*How to complete this task*. Check every line below for the word "Adobe" and copy the ones that have it.

--- Data to use ---

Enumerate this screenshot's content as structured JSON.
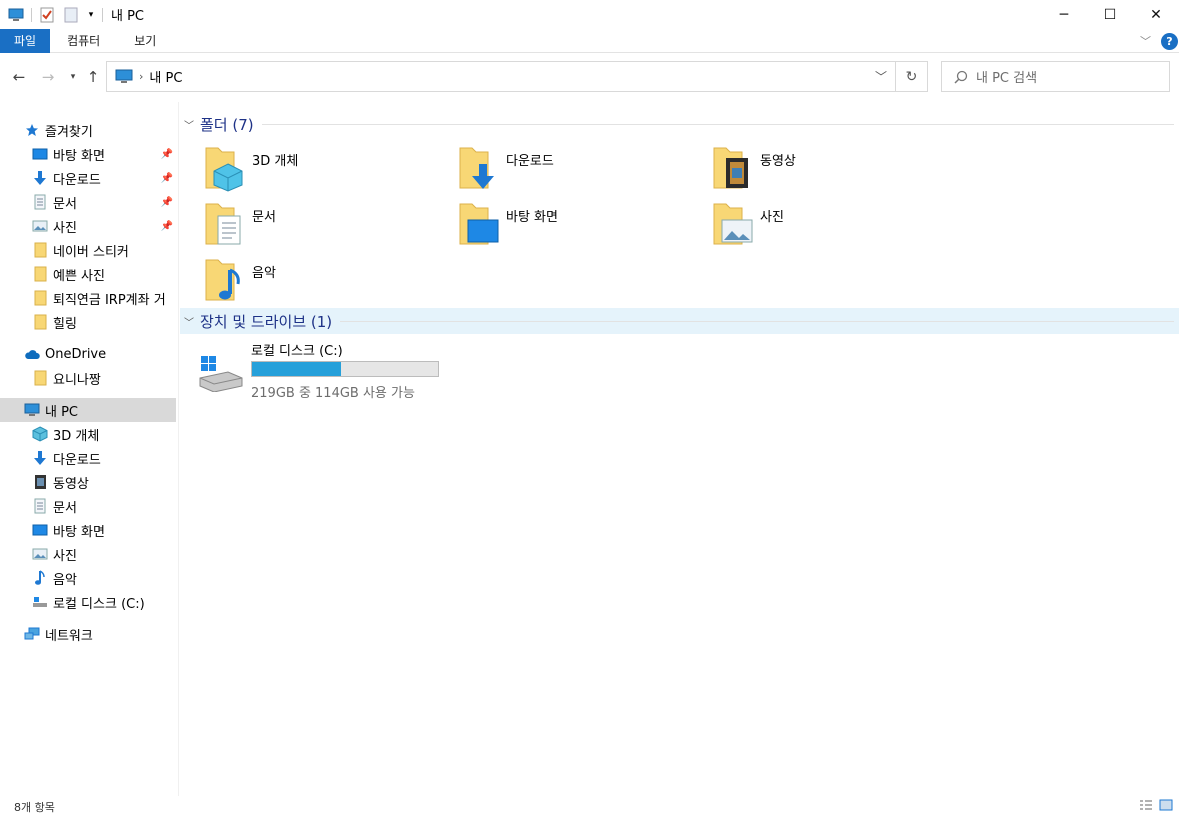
{
  "window": {
    "title": "내 PC"
  },
  "ribbon": {
    "tabs": [
      "파일",
      "컴퓨터",
      "보기"
    ]
  },
  "address": {
    "crumb": "내 PC",
    "search_placeholder": "내 PC 검색"
  },
  "sidebar": {
    "quick_access": "즐겨찾기",
    "quick_items": [
      "바탕 화면",
      "다운로드",
      "문서",
      "사진",
      "네이버 스티커",
      "예쁜 사진",
      "퇴직연금 IRP계좌 거",
      "힐링"
    ],
    "onedrive": "OneDrive",
    "onedrive_items": [
      "요니나짱"
    ],
    "this_pc": "내 PC",
    "pc_items": [
      "3D 개체",
      "다운로드",
      "동영상",
      "문서",
      "바탕 화면",
      "사진",
      "음악",
      "로컬 디스크 (C:)"
    ],
    "network": "네트워크"
  },
  "folders": {
    "header": "폴더 (7)",
    "items": [
      "3D 개체",
      "다운로드",
      "동영상",
      "문서",
      "바탕 화면",
      "사진",
      "음악"
    ]
  },
  "devices": {
    "header": "장치 및 드라이브 (1)",
    "drive_name": "로컬 디스크 (C:)",
    "free_text": "219GB 중 114GB 사용 가능",
    "used_fraction": 0.48
  },
  "status": {
    "count": "8개 항목"
  }
}
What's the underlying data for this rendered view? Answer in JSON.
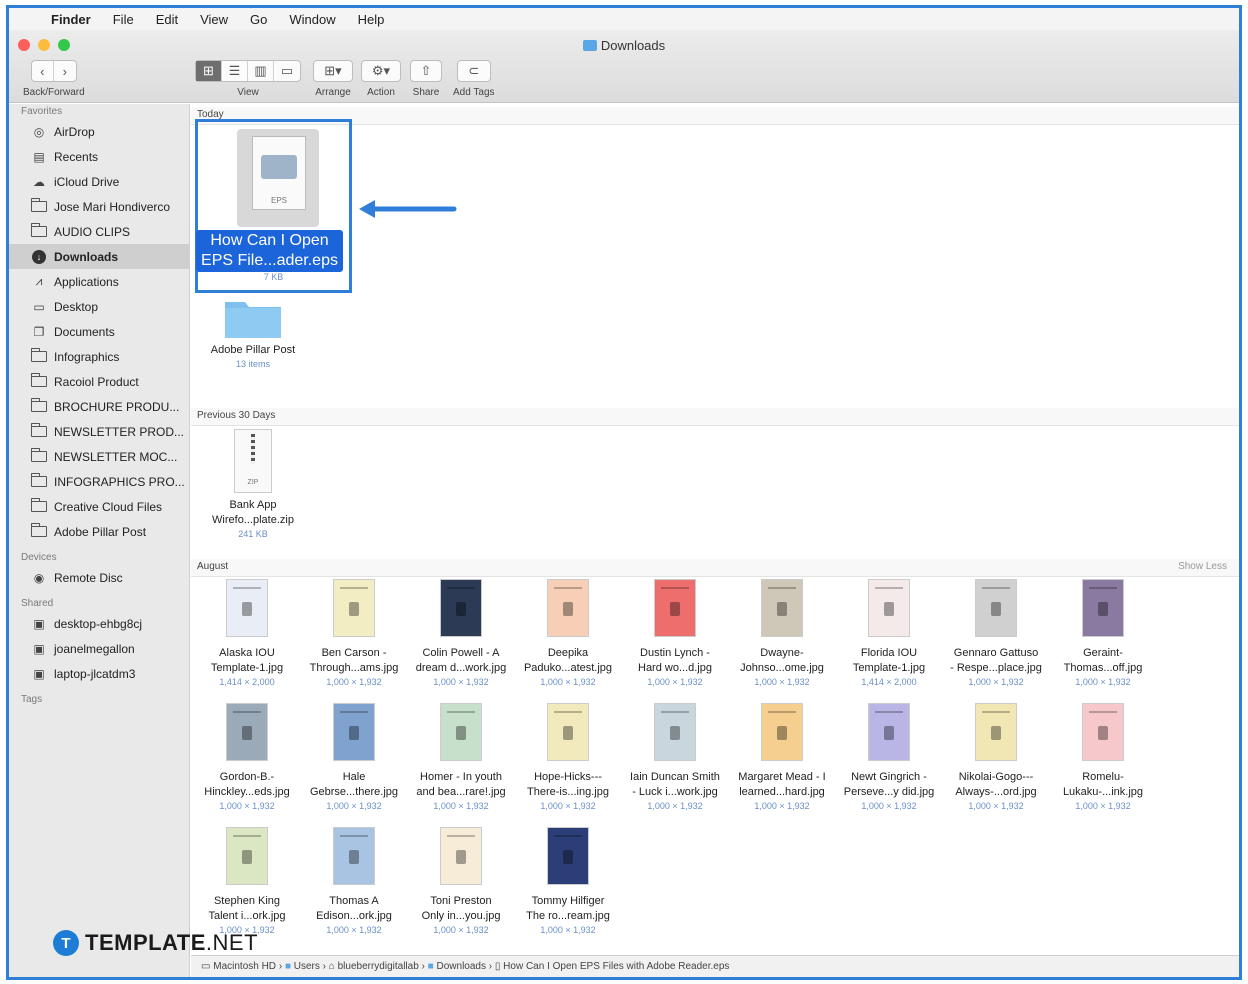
{
  "menu": {
    "app": "Finder",
    "items": [
      "File",
      "Edit",
      "View",
      "Go",
      "Window",
      "Help"
    ]
  },
  "window": {
    "title": "Downloads"
  },
  "toolbar": {
    "back_forward": "Back/Forward",
    "view": "View",
    "arrange": "Arrange",
    "action": "Action",
    "share": "Share",
    "add_tags": "Add Tags"
  },
  "sidebar": {
    "favorites_label": "Favorites",
    "favorites": [
      {
        "label": "AirDrop",
        "icon": "airdrop-icon"
      },
      {
        "label": "Recents",
        "icon": "recents-icon"
      },
      {
        "label": "iCloud Drive",
        "icon": "icloud-icon"
      },
      {
        "label": "Jose Mari Hondiverco",
        "icon": "folder-icon"
      },
      {
        "label": "AUDIO CLIPS",
        "icon": "folder-icon"
      },
      {
        "label": "Downloads",
        "icon": "downloads-icon",
        "selected": true
      },
      {
        "label": "Applications",
        "icon": "applications-icon"
      },
      {
        "label": "Desktop",
        "icon": "desktop-icon"
      },
      {
        "label": "Documents",
        "icon": "documents-icon"
      },
      {
        "label": "Infographics",
        "icon": "folder-icon"
      },
      {
        "label": "Racoiol Product",
        "icon": "folder-icon"
      },
      {
        "label": "BROCHURE PRODU...",
        "icon": "folder-icon"
      },
      {
        "label": "NEWSLETTER PROD...",
        "icon": "folder-icon"
      },
      {
        "label": "NEWSLETTER MOC...",
        "icon": "folder-icon"
      },
      {
        "label": "INFOGRAPHICS PRO...",
        "icon": "folder-icon"
      },
      {
        "label": "Creative Cloud Files",
        "icon": "folder-icon"
      },
      {
        "label": "Adobe Pillar Post",
        "icon": "folder-icon"
      }
    ],
    "devices_label": "Devices",
    "devices": [
      {
        "label": "Remote Disc",
        "icon": "disc-icon"
      }
    ],
    "shared_label": "Shared",
    "shared": [
      {
        "label": "desktop-ehbg8cj",
        "icon": "computer-icon"
      },
      {
        "label": "joanelmegallon",
        "icon": "computer-icon"
      },
      {
        "label": "laptop-jlcatdm3",
        "icon": "computer-icon"
      }
    ],
    "tags_label": "Tags"
  },
  "sections": {
    "today": "Today",
    "previous": "Previous 30 Days",
    "august": "August",
    "show_less": "Show Less"
  },
  "today_files": [
    {
      "name": "How Can I Open EPS File...ader.eps",
      "name1": "How Can I Open",
      "name2": "EPS File...ader.eps",
      "meta": "7 KB",
      "badge": "EPS"
    },
    {
      "name": "Adobe Pillar Post",
      "meta": "13 items"
    }
  ],
  "previous_files": [
    {
      "name1": "Bank App",
      "name2": "Wirefo...plate.zip",
      "meta": "241 KB",
      "badge": "ZIP"
    }
  ],
  "august_files": [
    {
      "name1": "Alaska IOU",
      "name2": "Template-1.jpg",
      "meta": "1,414 × 2,000",
      "color": "#e9eef6"
    },
    {
      "name1": "Ben Carson -",
      "name2": "Through...ams.jpg",
      "meta": "1,000 × 1,932",
      "color": "#f3edc4"
    },
    {
      "name1": "Colin Powell - A",
      "name2": "dream d...work.jpg",
      "meta": "1,000 × 1,932",
      "color": "#2c3a55"
    },
    {
      "name1": "Deepika",
      "name2": "Paduko...atest.jpg",
      "meta": "1,000 × 1,932",
      "color": "#f6cfb6"
    },
    {
      "name1": "Dustin Lynch -",
      "name2": "Hard wo...d.jpg",
      "meta": "1,000 × 1,932",
      "color": "#ee6d6d"
    },
    {
      "name1": "Dwayne-",
      "name2": "Johnso...ome.jpg",
      "meta": "1,000 × 1,932",
      "color": "#cfc7b7"
    },
    {
      "name1": "Florida IOU",
      "name2": "Template-1.jpg",
      "meta": "1,414 × 2,000",
      "color": "#f4eaea"
    },
    {
      "name1": "Gennaro Gattuso",
      "name2": "- Respe...place.jpg",
      "meta": "1,000 × 1,932",
      "color": "#cfd0cf"
    },
    {
      "name1": "Geraint-",
      "name2": "Thomas...off.jpg",
      "meta": "1,000 × 1,932",
      "color": "#8a7aa1"
    },
    {
      "name1": "Gordon-B.-",
      "name2": "Hinckley...eds.jpg",
      "meta": "1,000 × 1,932",
      "color": "#9aaab8"
    },
    {
      "name1": "Hale",
      "name2": "Gebrse...there.jpg",
      "meta": "1,000 × 1,932",
      "color": "#7fa2cf"
    },
    {
      "name1": "Homer - In youth",
      "name2": "and bea...rare!.jpg",
      "meta": "1,000 × 1,932",
      "color": "#c7e0cb"
    },
    {
      "name1": "Hope-Hicks---",
      "name2": "There-is...ing.jpg",
      "meta": "1,000 × 1,932",
      "color": "#f2e9bd"
    },
    {
      "name1": "Iain Duncan Smith",
      "name2": "- Luck i...work.jpg",
      "meta": "1,000 × 1,932",
      "color": "#c9d6dd"
    },
    {
      "name1": "Margaret Mead - I",
      "name2": "learned...hard.jpg",
      "meta": "1,000 × 1,932",
      "color": "#f4cf90"
    },
    {
      "name1": "Newt Gingrich -",
      "name2": "Perseve...y did.jpg",
      "meta": "1,000 × 1,932",
      "color": "#b9b6e6"
    },
    {
      "name1": "Nikolai-Gogo---",
      "name2": "Always-...ord.jpg",
      "meta": "1,000 × 1,932",
      "color": "#f0e7b5"
    },
    {
      "name1": "Romelu-",
      "name2": "Lukaku-...ink.jpg",
      "meta": "1,000 × 1,932",
      "color": "#f6c8cc"
    },
    {
      "name1": "Stephen King",
      "name2": "Talent i...ork.jpg",
      "meta": "1,000 × 1,932",
      "color": "#dbe7c2"
    },
    {
      "name1": "Thomas A",
      "name2": "Edison...ork.jpg",
      "meta": "1,000 × 1,932",
      "color": "#a9c3e3"
    },
    {
      "name1": "Toni Preston",
      "name2": "Only in...you.jpg",
      "meta": "1,000 × 1,932",
      "color": "#f7ecd8"
    },
    {
      "name1": "Tommy Hilfiger",
      "name2": "The ro...ream.jpg",
      "meta": "1,000 × 1,932",
      "color": "#2b3e78"
    }
  ],
  "pathbar": [
    "Macintosh HD",
    "Users",
    "blueberrydigitallab",
    "Downloads",
    "How Can I Open EPS Files with Adobe Reader.eps"
  ],
  "brand": {
    "mark": "T",
    "word": "TEMPLATE",
    "suffix": ".NET"
  },
  "colors": {
    "accent": "#2f7ed8",
    "selection": "#1b64d9",
    "folder": "#5aa7e8"
  }
}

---

*Response to this exercise*.
        "label": "Adobe Pillar Post",
      "name": "Adobe Pillar Post",
    "How Can I Open EPS Files with Adobe Reader.eps"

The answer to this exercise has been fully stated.